Short yardage Today’s Seahawks-Buccaneers game could be meaningless. If the Rams beat the 49ers in their 1 p.m. game, then the Seahawks’ result at 4:15 doesn’t matter. The NFC West title would be decided in the season finale between the Rams and Seahawks in Seattle. But if San Francisco wins, the Seahawks likely need wins in their last two games to reach the playoffs . . . Titans receiver Randy Moss denied that he was the Nashville radio caller who wanted coach Jeff Fisher fired. And Fisher doesn’t regret bringing Moss aboard. “It was not a mistake whatsoever,’’ Fisher said. “If we had to do it over, of course we would do it. He has been great. Randy has been great for this team. The numbers aren’t there [five receptions in six games], the production is not there, the play time is not there right now because Kenny [Britt] is coming back. But Randy is a great teammate.’’ . . . Redskins quarterback Rex Grossman, on his second chance as a starter: “I think I’m definitely stereotyped as an inconsistent quarterback and I’m doing everything possible to change that perception. And the only way you can change that perception is to play consistently. It’s nothing you have to overthink, it’s just a matter of going out there and doing it.’’ . . . Unless the Texans lose their final two games, look for coach Gary Kubiak (36-42, no playoff appearances) to be back for a sixth season. But defensive coordinator Frank Bush and secondary coach David Gibbs will likely be gone . . . Channeling former Patriot receiver Troy Brown, the Bucs had receiver Preston Parker play safety last week against the Lions . . . The Eagles will have two seventh-round rookies in their starting lineup against the Vikings: middle linebacker Jamar Chaney and free safety Kurt Coleman.

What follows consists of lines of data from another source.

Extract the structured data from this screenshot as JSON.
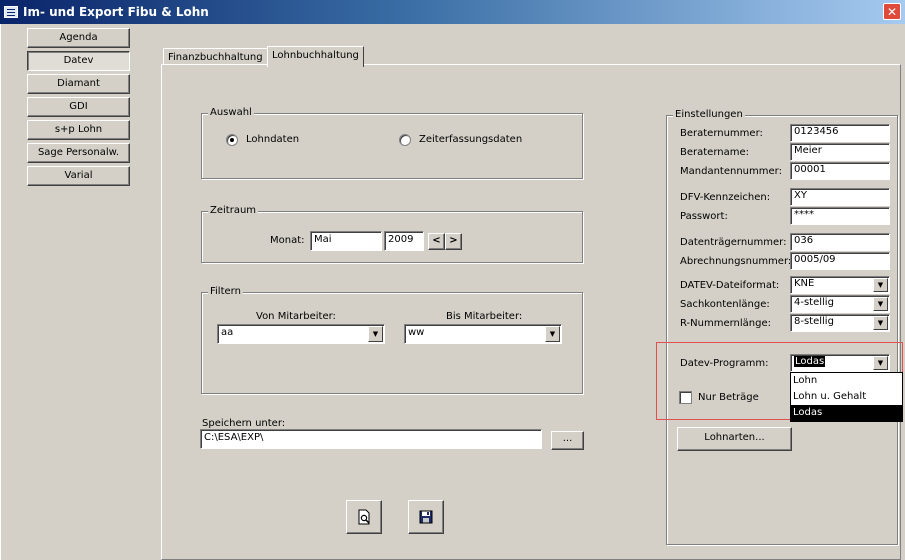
{
  "window": {
    "title": "Im- und Export Fibu & Lohn",
    "close_glyph": "✕"
  },
  "sidebar": {
    "items": [
      {
        "label": "Agenda"
      },
      {
        "label": "Datev"
      },
      {
        "label": "Diamant"
      },
      {
        "label": "GDI"
      },
      {
        "label": "s+p Lohn"
      },
      {
        "label": "Sage Personalw."
      },
      {
        "label": "Varial"
      }
    ],
    "active_index": 1
  },
  "tabs": [
    {
      "label": "Finanzbuchhaltung"
    },
    {
      "label": "Lohnbuchhaltung"
    }
  ],
  "auswahl": {
    "legend": "Auswahl",
    "option1": "Lohndaten",
    "option2": "Zeiterfassungsdaten",
    "selected": "Lohndaten"
  },
  "zeitraum": {
    "legend": "Zeitraum",
    "monat_label": "Monat:",
    "monat_value": "Mai",
    "year_value": "2009",
    "prev_glyph": "<",
    "next_glyph": ">"
  },
  "filtern": {
    "legend": "Filtern",
    "von_label": "Von Mitarbeiter:",
    "von_value": "aa",
    "bis_label": "Bis Mitarbeiter:",
    "bis_value": "ww"
  },
  "speichern": {
    "label": "Speichern unter:",
    "path": "C:\\ESA\\EXP\\",
    "browse_label": "..."
  },
  "einstellungen": {
    "legend": "Einstellungen",
    "beraternummer_label": "Beraternummer:",
    "beraternummer_value": "0123456",
    "beratername_label": "Beratername:",
    "beratername_value": "Meier",
    "mandantennummer_label": "Mandantennummer:",
    "mandantennummer_value": "00001",
    "dfv_label": "DFV-Kennzeichen:",
    "dfv_value": "XY",
    "passwort_label": "Passwort:",
    "passwort_value": "****",
    "datentraeger_label": "Datenträgernummer:",
    "datentraeger_value": "036",
    "abrechnung_label": "Abrechnungsnummer:",
    "abrechnung_value": "0005/09",
    "dateiformat_label": "DATEV-Dateiformat:",
    "dateiformat_value": "KNE",
    "sachkonten_label": "Sachkontenlänge:",
    "sachkonten_value": "4-stellig",
    "rnummern_label": "R-Nummernlänge:",
    "rnummern_value": "8-stellig",
    "programm_label": "Datev-Programm:",
    "programm_value": "Lodas",
    "programm_options": [
      "Lohn",
      "Lohn u. Gehalt",
      "Lodas"
    ],
    "nur_betraege_label": "Nur Beträge",
    "lohnarten_label": "Lohnarten..."
  },
  "icons": {
    "preview": "preview-icon",
    "save": "save-icon"
  },
  "colors": {
    "titlebar_start": "#0a246a",
    "highlight_box": "#e05050",
    "selected_item": "#000000"
  }
}
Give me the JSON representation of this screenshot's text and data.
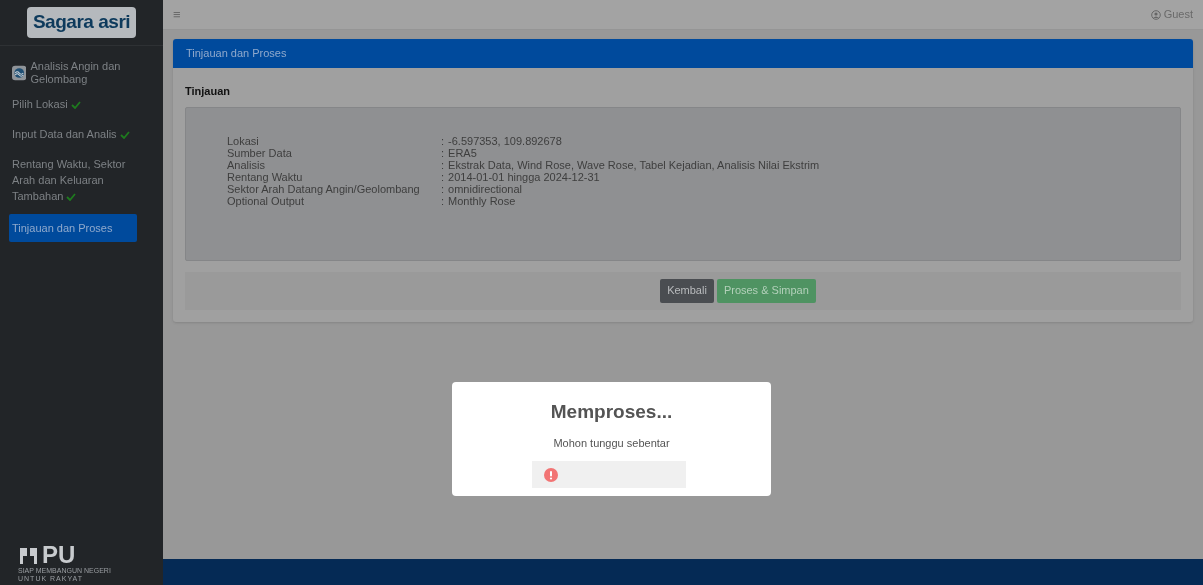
{
  "sidebar": {
    "logo": "Sagara asri",
    "module": "Analisis Angin dan Gelombang",
    "steps": [
      {
        "label": "Pilih Lokasi",
        "done": true,
        "selected": false
      },
      {
        "label": "Input Data dan Analis",
        "done": true,
        "selected": false
      },
      {
        "label": "Rentang Waktu, Sektor Arah dan Keluaran Tambahan",
        "done": true,
        "selected": false
      },
      {
        "label": "Tinjauan dan Proses",
        "done": false,
        "selected": true
      }
    ],
    "footer_logo": {
      "mark": "PU",
      "tagline_1": "SIAP MEMBANGUN NEGERI",
      "tagline_2": "UNTUK RAKYAT"
    }
  },
  "topbar": {
    "menu_glyph": "≡",
    "user": "Guest"
  },
  "panel": {
    "title": "Tinjauan dan Proses",
    "section": "Tinjauan",
    "review": [
      {
        "label": "Lokasi",
        "value": "-6.597353, 109.892678"
      },
      {
        "label": "Sumber Data",
        "value": "ERA5"
      },
      {
        "label": "Analisis",
        "value": "Ekstrak Data, Wind Rose, Wave Rose, Tabel Kejadian, Analisis Nilai Ekstrim"
      },
      {
        "label": "Rentang Waktu",
        "value": "2014-01-01 hingga 2024-12-31"
      },
      {
        "label": "Sektor Arah Datang Angin/Geolombang",
        "value": "omnidirectional"
      },
      {
        "label": "Optional Output",
        "value": "Monthly Rose"
      }
    ],
    "separator": ":",
    "buttons": [
      {
        "label": "Kembali",
        "kind": "secondary"
      },
      {
        "label": "Proses & Simpan",
        "kind": "primary"
      }
    ]
  },
  "modal": {
    "title": "Memproses...",
    "message": "Mohon tunggu sebentar"
  }
}
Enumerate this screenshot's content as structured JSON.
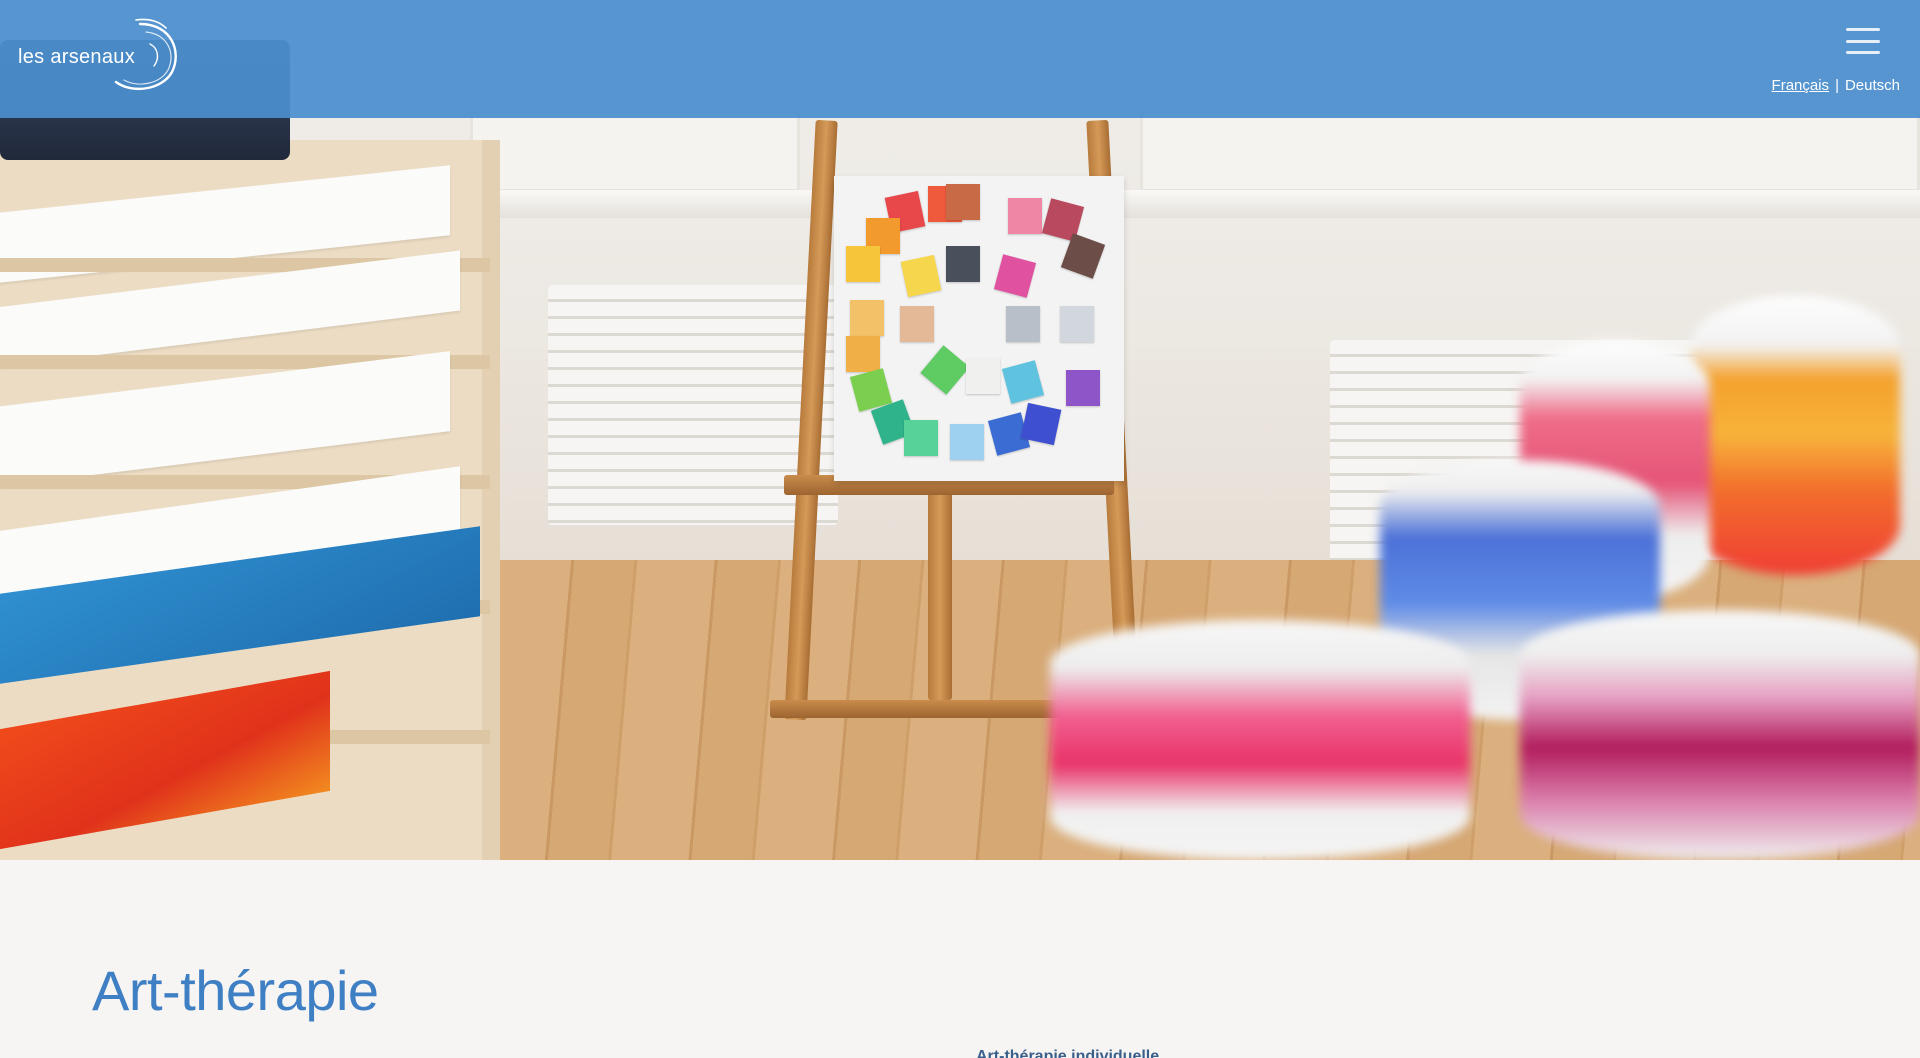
{
  "header": {
    "logo_text": "les arsenaux",
    "menu_icon": "hamburger-icon",
    "languages": [
      {
        "label": "Français",
        "active": true
      },
      {
        "label": "Deutsch",
        "active": false
      }
    ],
    "lang_separator": "|"
  },
  "hero": {
    "image_description_icon": "art-studio-photo"
  },
  "main": {
    "title": "Art-thérapie",
    "subheading": "Art-thérapie individuelle"
  },
  "colors": {
    "header_blue": "#4a8ecd",
    "title_blue": "#3f7fc3",
    "page_bg": "#f7f5f3"
  }
}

By the numbers 2: NFL legends that Titans quarterback Kerry Collins, who is in his 16th year, can pass on the league’s all-time lists the next two weeks. Collins needs 13 completions to pass Joe Montana (3,409) for ninth all-time. If Collins throws for 334 yards in the Titans’ final two games, he’ll pass Johnny Unitas (40,239) for 11th.
397.6: Yards per game allowed by the Redskins this season. Only nine teams in NFL history — just two since 1983 — have surrendered more. “Definitely embarrassing,’’ said linebacker Lorenzo Alexander.
844: Consecutive touches without losing a fumble for Chiefs running back Thomas Jones, the second-longest streak among active players (Falcons tight end Tony Gonzalez, 953).
View from the outside From Aaron Schatz of FootballOutsiders.com: The Bills’ Donte Whitner leads NFL safeties in tackles on running plays with 81. Other top safety tacklers: Antoine Bethea (Colts) 62, Bernard Pollard (Texans) 61, T.J. Ward (Browns) 54, Yeremiah Bell (Dolphins) 54. For the Patriots, Patrick Chung has 43 (tied for 15th), James Sanders is tied for 53d with 24, and Brandon Meriweather has 21. Linebacker Jerod Mayo is tied for the lead among all defensive players with Redskins linebacker London Fletcher at 89 run tackles.
Greg A. Bedard can be reached at firstname.lastname@example.org. Follow him on Twitter @greg_a_bedard. Material from personal interviews, wire services, other beat writers, and league and team sources was used in this report.